Systematic sampling and cluster sampling differ in how they pull sample points from the population included in the sample. ... Read Full Answer >>
Related Articles

Investing Basics
What Are The Odds Of Scoring A Winning Trade?
Just because you're on a winning streak doesn't mean you're a skilled trader. Find out why. 
Active Trading Fundamentals
Bet Smarter With The Monte Carlo Simulation
This technique can reduce uncertainty in estimating future outcomes. 
Active Trading Fundamentals
How To Convert Value At Risk To Different Time Periods
Volatility is not the only way to measure risk. Learn about the "new science of risk management". 
Options & Futures
Multivariate Models: The Monte Carlo Analysis
This decisionmaking tool integrates the idea that every decision has an impact on overall risk. 
Fundamental Analysis
Monte Carlo Simulation With GBM
Learn to predict future events through a series of random trials. 
Fundamental Analysis
Scenario Analysis Provides Glimpse Of Portfolio Potential
This statistical method estimates how far a stock might fall in a worstcase scenario. 
Investing
The Strong Dollar’s (Real) Toll On Tech Stocks
A large portion of U.S. technology companies’ sales occur overseas, given the strong international business and consumer demand from many U.S. tech firms. 
Fundamental Analysis
How to Calculate a Coverage Ratio
In broad terms, the higher the coverage ratio, the better the ability of the enterprise to fulfill its obligations to its lenders. 
Fundamental Analysis
Calculating the HerfindahlHirschman Index (HHI)
The HerfindhalHirschman Index, (HHI) is a measure of market concentration and competition among market participants. 
Fundamental Analysis
Calculating Net Interest Margin

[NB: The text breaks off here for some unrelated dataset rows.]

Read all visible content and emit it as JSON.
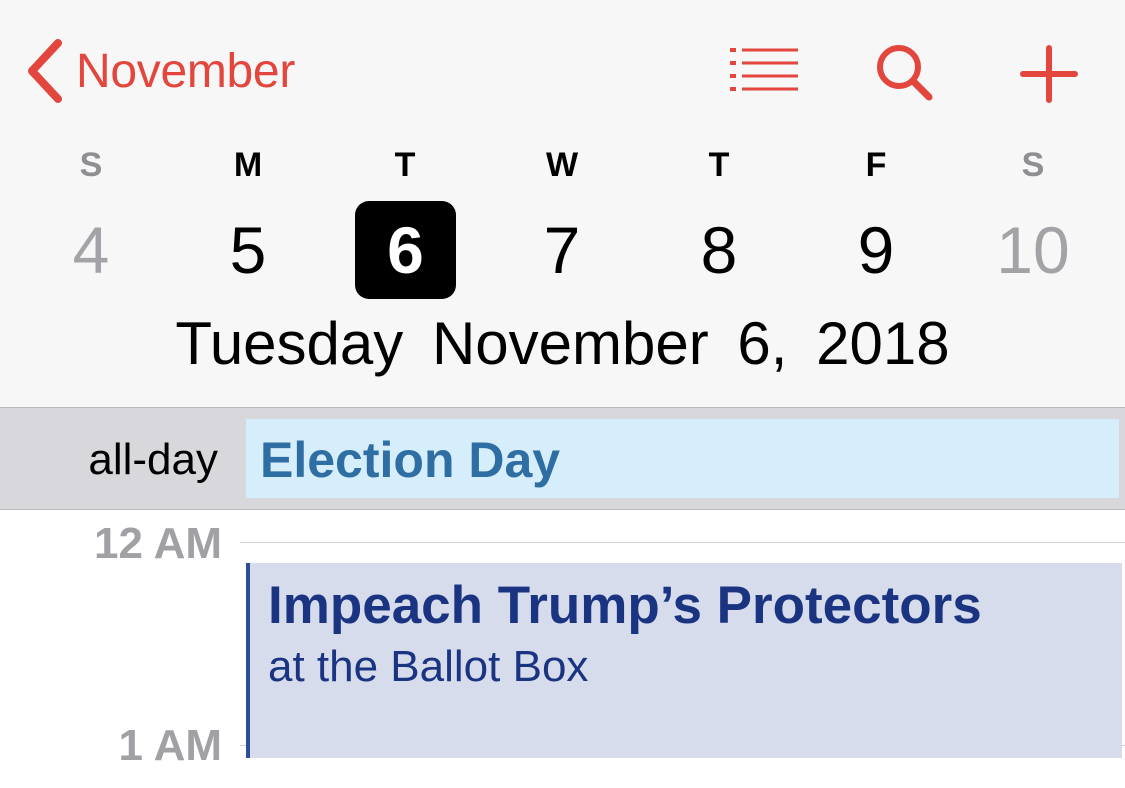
{
  "nav": {
    "back_label": "November",
    "accent_color": "#e2463c",
    "icons": [
      "chevron-left-icon",
      "list-icon",
      "search-icon",
      "plus-icon"
    ]
  },
  "week": {
    "days": [
      {
        "letter": "S",
        "number": "4",
        "weekend": true,
        "selected": false
      },
      {
        "letter": "M",
        "number": "5",
        "weekend": false,
        "selected": false
      },
      {
        "letter": "T",
        "number": "6",
        "weekend": false,
        "selected": true
      },
      {
        "letter": "W",
        "number": "7",
        "weekend": false,
        "selected": false
      },
      {
        "letter": "T",
        "number": "8",
        "weekend": false,
        "selected": false
      },
      {
        "letter": "F",
        "number": "9",
        "weekend": false,
        "selected": false
      },
      {
        "letter": "S",
        "number": "10",
        "weekend": true,
        "selected": false
      }
    ]
  },
  "date_title": "Tuesday November 6, 2018",
  "allday": {
    "label": "all-day",
    "event_title": "Election Day",
    "event_color": "#2f6ea3",
    "event_bg": "#d6edfc"
  },
  "timeline": {
    "hours": [
      "12 AM",
      "1 AM"
    ],
    "event": {
      "title": "Impeach Trump’s Protectors",
      "subtitle": "at the Ballot Box",
      "color": "#1a3482",
      "bg": "#d6dcec"
    }
  }
}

Net interest margin is a metric used to measure the effectiveness of a company’s investment decisions, particularly financial institutions.